_ASSIGNMENT_
An exact copy of every record below is needed, with the pictures left out.

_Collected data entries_
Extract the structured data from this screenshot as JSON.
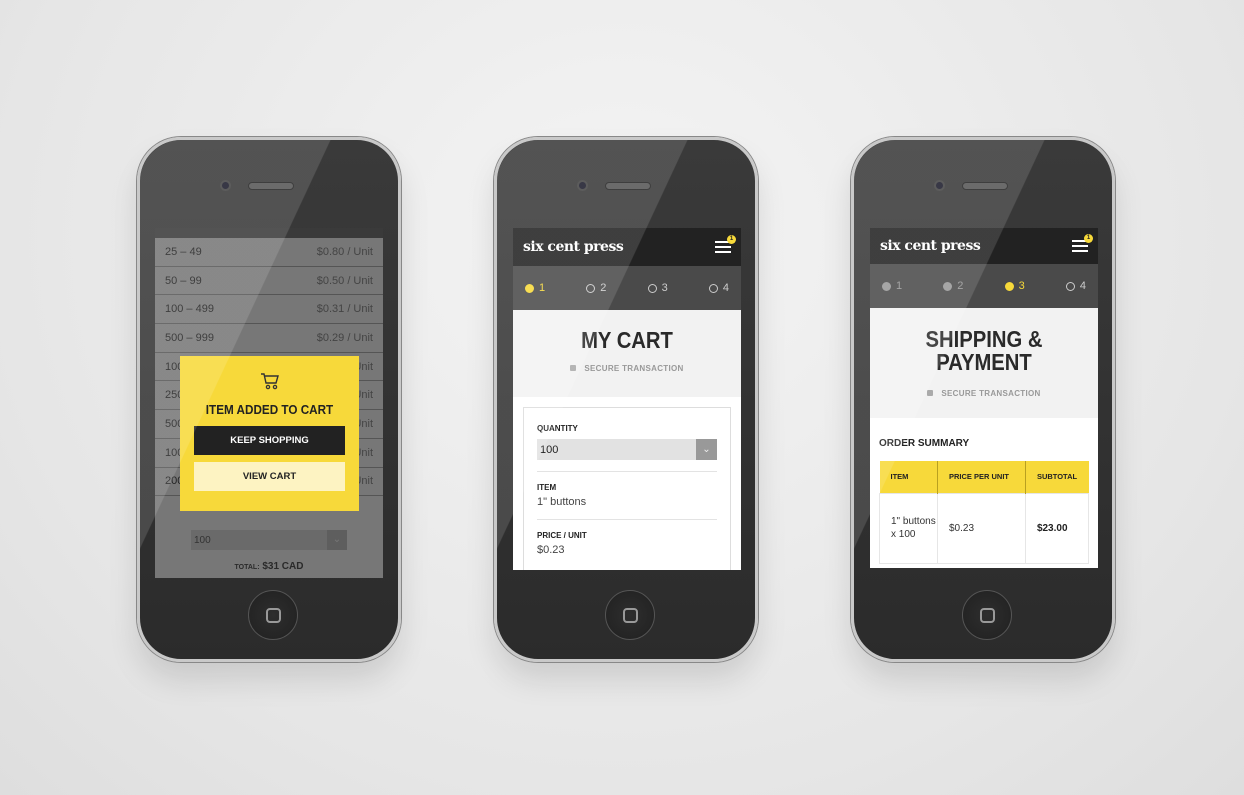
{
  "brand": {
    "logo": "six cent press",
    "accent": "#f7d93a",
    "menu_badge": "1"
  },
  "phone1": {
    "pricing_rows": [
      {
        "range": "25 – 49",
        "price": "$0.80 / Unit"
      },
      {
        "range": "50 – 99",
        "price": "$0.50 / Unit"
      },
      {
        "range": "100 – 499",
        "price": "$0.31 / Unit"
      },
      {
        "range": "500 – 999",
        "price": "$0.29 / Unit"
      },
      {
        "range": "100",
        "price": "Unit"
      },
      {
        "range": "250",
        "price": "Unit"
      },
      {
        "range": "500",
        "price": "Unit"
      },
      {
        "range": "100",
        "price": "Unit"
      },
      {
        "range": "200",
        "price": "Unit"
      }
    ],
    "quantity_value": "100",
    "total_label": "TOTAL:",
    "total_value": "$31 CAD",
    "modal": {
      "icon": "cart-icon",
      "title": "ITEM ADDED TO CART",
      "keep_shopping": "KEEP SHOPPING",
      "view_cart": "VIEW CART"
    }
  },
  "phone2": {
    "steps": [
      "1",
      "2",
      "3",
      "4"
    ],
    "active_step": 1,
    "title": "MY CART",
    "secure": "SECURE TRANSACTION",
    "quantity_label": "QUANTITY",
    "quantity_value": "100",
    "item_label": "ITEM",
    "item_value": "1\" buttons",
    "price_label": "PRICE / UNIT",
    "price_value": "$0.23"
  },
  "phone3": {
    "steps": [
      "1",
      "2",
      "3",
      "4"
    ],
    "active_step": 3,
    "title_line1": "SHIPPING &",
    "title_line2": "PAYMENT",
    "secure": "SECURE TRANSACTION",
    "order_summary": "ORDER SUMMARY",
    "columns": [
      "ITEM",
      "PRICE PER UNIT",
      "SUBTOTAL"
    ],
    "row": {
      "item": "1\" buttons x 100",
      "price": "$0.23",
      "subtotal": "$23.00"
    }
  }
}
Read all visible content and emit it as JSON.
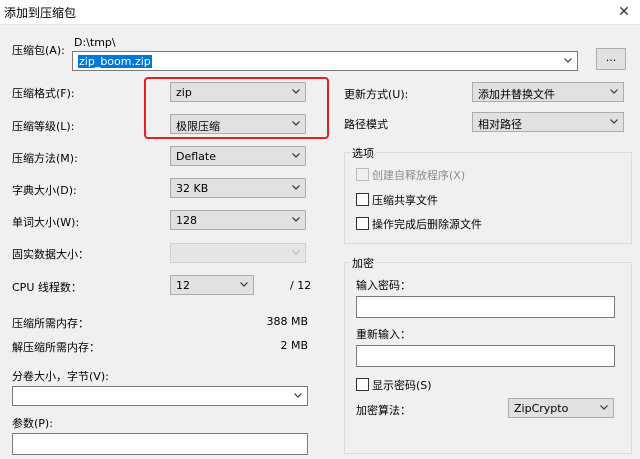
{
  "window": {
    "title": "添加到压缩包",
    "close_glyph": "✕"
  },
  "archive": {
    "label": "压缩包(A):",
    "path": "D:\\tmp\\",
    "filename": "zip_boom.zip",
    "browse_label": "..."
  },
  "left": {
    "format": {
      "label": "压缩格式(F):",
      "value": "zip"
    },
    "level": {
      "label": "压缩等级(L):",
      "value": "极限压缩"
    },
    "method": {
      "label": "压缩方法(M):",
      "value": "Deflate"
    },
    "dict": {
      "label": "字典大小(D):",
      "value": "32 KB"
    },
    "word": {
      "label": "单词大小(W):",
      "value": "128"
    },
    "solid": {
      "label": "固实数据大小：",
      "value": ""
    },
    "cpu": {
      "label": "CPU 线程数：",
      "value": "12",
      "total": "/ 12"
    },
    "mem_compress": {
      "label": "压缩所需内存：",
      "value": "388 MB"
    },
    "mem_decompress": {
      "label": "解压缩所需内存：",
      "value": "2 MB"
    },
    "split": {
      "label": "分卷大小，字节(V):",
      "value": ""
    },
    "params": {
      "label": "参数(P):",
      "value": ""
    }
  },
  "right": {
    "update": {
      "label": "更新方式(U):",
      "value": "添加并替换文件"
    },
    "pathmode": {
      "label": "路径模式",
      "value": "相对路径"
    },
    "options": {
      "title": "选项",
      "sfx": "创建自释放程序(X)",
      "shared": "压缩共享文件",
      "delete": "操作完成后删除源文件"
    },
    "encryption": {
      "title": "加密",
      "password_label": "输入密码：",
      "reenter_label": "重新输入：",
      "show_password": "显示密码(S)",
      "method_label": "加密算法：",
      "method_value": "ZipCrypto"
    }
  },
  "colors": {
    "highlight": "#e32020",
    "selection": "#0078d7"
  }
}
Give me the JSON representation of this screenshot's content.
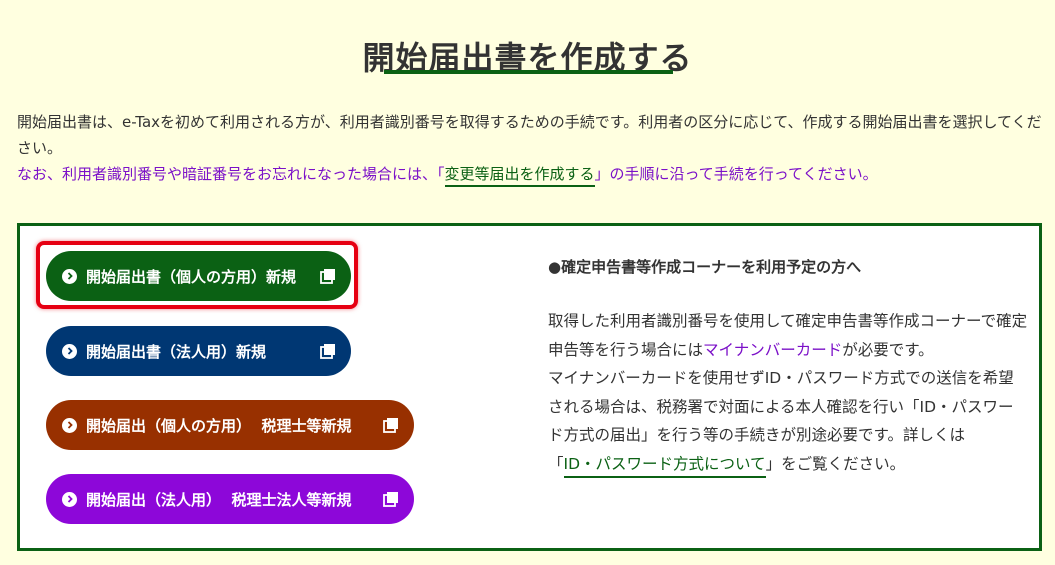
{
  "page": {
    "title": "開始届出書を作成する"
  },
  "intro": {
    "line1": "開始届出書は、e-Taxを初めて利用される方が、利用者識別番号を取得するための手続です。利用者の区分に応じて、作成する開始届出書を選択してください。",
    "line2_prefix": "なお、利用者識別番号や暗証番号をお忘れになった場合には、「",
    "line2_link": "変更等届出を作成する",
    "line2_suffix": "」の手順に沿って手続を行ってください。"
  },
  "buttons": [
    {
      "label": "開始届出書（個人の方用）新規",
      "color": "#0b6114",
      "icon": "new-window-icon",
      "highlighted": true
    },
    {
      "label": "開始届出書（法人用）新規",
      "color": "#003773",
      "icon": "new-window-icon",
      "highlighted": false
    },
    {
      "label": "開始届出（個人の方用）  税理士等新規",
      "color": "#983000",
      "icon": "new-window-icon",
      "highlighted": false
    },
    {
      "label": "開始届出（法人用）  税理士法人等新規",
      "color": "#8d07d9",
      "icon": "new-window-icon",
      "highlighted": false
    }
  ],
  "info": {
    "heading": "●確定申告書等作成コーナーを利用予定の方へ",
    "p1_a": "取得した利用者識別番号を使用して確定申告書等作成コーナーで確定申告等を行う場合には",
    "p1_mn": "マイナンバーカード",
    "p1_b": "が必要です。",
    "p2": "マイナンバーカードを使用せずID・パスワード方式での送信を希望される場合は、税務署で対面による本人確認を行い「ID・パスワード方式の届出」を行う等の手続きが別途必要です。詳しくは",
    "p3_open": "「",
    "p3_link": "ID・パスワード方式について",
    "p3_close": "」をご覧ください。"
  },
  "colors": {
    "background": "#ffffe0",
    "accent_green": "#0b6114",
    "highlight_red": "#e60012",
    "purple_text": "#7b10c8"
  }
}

_REPLY TO THE EXERCISE_
Extract the structured data from this screenshot as JSON.
{
  "brand": {
    "logo": "six cent press",
    "accent": "#f7d93a",
    "menu_badge": "1"
  },
  "phone1": {
    "pricing_rows": [
      {
        "range": "25 – 49",
        "price": "$0.80 / Unit"
      },
      {
        "range": "50 – 99",
        "price": "$0.50 / Unit"
      },
      {
        "range": "100 – 499",
        "price": "$0.31 / Unit"
      },
      {
        "range": "500 – 999",
        "price": "$0.29 / Unit"
      },
      {
        "range": "100",
        "price": "Unit"
      },
      {
        "range": "250",
        "price": "Unit"
      },
      {
        "range": "500",
        "price": "Unit"
      },
      {
        "range": "100",
        "price": "Unit"
      },
      {
        "range": "200",
        "price": "Unit"
      }
    ],
    "quantity_value": "100",
    "total_label": "TOTAL:",
    "total_value": "$31 CAD",
    "modal": {
      "icon": "cart-icon",
      "title": "ITEM ADDED TO CART",
      "keep_shopping": "KEEP SHOPPING",
      "view_cart": "VIEW CART"
    }
  },
  "phone2": {
    "steps": [
      "1",
      "2",
      "3",
      "4"
    ],
    "active_step": 1,
    "title": "MY CART",
    "secure": "SECURE TRANSACTION",
    "quantity_label": "QUANTITY",
    "quantity_value": "100",
    "item_label": "ITEM",
    "item_value": "1\" buttons",
    "price_label": "PRICE / UNIT",
    "price_value": "$0.23"
  },
  "phone3": {
    "steps": [
      "1",
      "2",
      "3",
      "4"
    ],
    "active_step": 3,
    "title_line1": "SHIPPING &",
    "title_line2": "PAYMENT",
    "secure": "SECURE TRANSACTION",
    "order_summary": "ORDER SUMMARY",
    "columns": [
      "ITEM",
      "PRICE PER UNIT",
      "SUBTOTAL"
    ],
    "row": {
      "item": "1\" buttons x 100",
      "price": "$0.23",
      "subtotal": "$23.00"
    }
  }
}
Read all visible content and emit it as JSON.
{
  "window": {
    "title": "添加到压缩包",
    "close_glyph": "✕"
  },
  "archive": {
    "label": "压缩包(A):",
    "path": "D:\\tmp\\",
    "filename": "zip_boom.zip",
    "browse_label": "..."
  },
  "left": {
    "format": {
      "label": "压缩格式(F):",
      "value": "zip"
    },
    "level": {
      "label": "压缩等级(L):",
      "value": "极限压缩"
    },
    "method": {
      "label": "压缩方法(M):",
      "value": "Deflate"
    },
    "dict": {
      "label": "字典大小(D):",
      "value": "32 KB"
    },
    "word": {
      "label": "单词大小(W):",
      "value": "128"
    },
    "solid": {
      "label": "固实数据大小：",
      "value": ""
    },
    "cpu": {
      "label": "CPU 线程数：",
      "value": "12",
      "total": "/ 12"
    },
    "mem_compress": {
      "label": "压缩所需内存：",
      "value": "388 MB"
    },
    "mem_decompress": {
      "label": "解压缩所需内存：",
      "value": "2 MB"
    },
    "split": {
      "label": "分卷大小，字节(V):",
      "value": ""
    },
    "params": {
      "label": "参数(P):",
      "value": ""
    }
  },
  "right": {
    "update": {
      "label": "更新方式(U):",
      "value": "添加并替换文件"
    },
    "pathmode": {
      "label": "路径模式",
      "value": "相对路径"
    },
    "options": {
      "title": "选项",
      "sfx": "创建自释放程序(X)",
      "shared": "压缩共享文件",
      "delete": "操作完成后删除源文件"
    },
    "encryption": {
      "title": "加密",
      "password_label": "输入密码：",
      "reenter_label": "重新输入：",
      "show_password": "显示密码(S)",
      "method_label": "加密算法：",
      "method_value": "ZipCrypto"
    }
  },
  "colors": {
    "highlight": "#e32020",
    "selection": "#0078d7"
  }
}
Give me the JSON representation of this screenshot's content.
{
  "page": {
    "title": "開始届出書を作成する"
  },
  "intro": {
    "line1": "開始届出書は、e-Taxを初めて利用される方が、利用者識別番号を取得するための手続です。利用者の区分に応じて、作成する開始届出書を選択してください。",
    "line2_prefix": "なお、利用者識別番号や暗証番号をお忘れになった場合には、「",
    "line2_link": "変更等届出を作成する",
    "line2_suffix": "」の手順に沿って手続を行ってください。"
  },
  "buttons": [
    {
      "label": "開始届出書（個人の方用）新規",
      "color": "#0b6114",
      "icon": "new-window-icon",
      "highlighted": true
    },
    {
      "label": "開始届出書（法人用）新規",
      "color": "#003773",
      "icon": "new-window-icon",
      "highlighted": false
    },
    {
      "label": "開始届出（個人の方用）  税理士等新規",
      "color": "#983000",
      "icon": "new-window-icon",
      "highlighted": false
    },
    {
      "label": "開始届出（法人用）  税理士法人等新規",
      "color": "#8d07d9",
      "icon": "new-window-icon",
      "highlighted": false
    }
  ],
  "info": {
    "heading": "●確定申告書等作成コーナーを利用予定の方へ",
    "p1_a": "取得した利用者識別番号を使用して確定申告書等作成コーナーで確定申告等を行う場合には",
    "p1_mn": "マイナンバーカード",
    "p1_b": "が必要です。",
    "p2": "マイナンバーカードを使用せずID・パスワード方式での送信を希望される場合は、税務署で対面による本人確認を行い「ID・パスワード方式の届出」を行う等の手続きが別途必要です。詳しくは",
    "p3_open": "「",
    "p3_link": "ID・パスワード方式について",
    "p3_close": "」をご覧ください。"
  },
  "colors": {
    "background": "#ffffe0",
    "accent_green": "#0b6114",
    "highlight_red": "#e60012",
    "purple_text": "#7b10c8"
  }
}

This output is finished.